Retype the material, please. Every line must match.

----------

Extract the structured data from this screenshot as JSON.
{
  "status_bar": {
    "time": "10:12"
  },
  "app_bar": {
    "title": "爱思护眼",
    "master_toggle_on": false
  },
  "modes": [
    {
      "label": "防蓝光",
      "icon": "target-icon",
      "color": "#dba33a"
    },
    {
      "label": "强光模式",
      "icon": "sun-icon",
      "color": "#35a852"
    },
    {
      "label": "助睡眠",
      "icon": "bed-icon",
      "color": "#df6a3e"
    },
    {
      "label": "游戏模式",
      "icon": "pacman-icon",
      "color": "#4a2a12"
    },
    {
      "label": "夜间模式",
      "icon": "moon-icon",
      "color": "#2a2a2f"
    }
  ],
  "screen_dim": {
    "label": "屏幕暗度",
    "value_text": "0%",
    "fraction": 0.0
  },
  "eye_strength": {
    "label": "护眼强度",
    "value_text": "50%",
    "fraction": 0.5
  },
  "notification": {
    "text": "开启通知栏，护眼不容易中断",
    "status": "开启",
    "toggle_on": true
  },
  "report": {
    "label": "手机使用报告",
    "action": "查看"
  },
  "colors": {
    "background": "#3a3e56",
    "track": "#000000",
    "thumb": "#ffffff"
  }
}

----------

== Solution for this task ==
Extract the structured data from this screenshot as JSON.
{
  "status_bar": {
    "time": "10:12"
  },
  "app_bar": {
    "title": "爱思护眼",
    "master_toggle_on": false
  },
  "modes": [
    {
      "label": "防蓝光",
      "icon": "target-icon",
      "color": "#dba33a"
    },
    {
      "label": "强光模式",
      "icon": "sun-icon",
      "color": "#35a852"
    },
    {
      "label": "助睡眠",
      "icon": "bed-icon",
      "color": "#df6a3e"
    },
    {
      "label": "游戏模式",
      "icon": "pacman-icon",
      "color": "#4a2a12"
    },
    {
      "label": "夜间模式",
      "icon": "moon-icon",
      "color": "#2a2a2f"
    }
  ],
  "screen_dim": {
    "label": "屏幕暗度",
    "value_text": "0%",
    "fraction": 0.0
  },
  "eye_strength": {
    "label": "护眼强度",
    "value_text": "50%",
    "fraction": 0.5
  },
  "notification": {
    "text": "开启通知栏，护眼不容易中断",
    "status": "开启",
    "toggle_on": true
  },
  "report": {
    "label": "手机使用报告",
    "action": "查看"
  },
  "colors": {
    "background": "#3a3e56",
    "track": "#000000",
    "thumb": "#ffffff"
  }
}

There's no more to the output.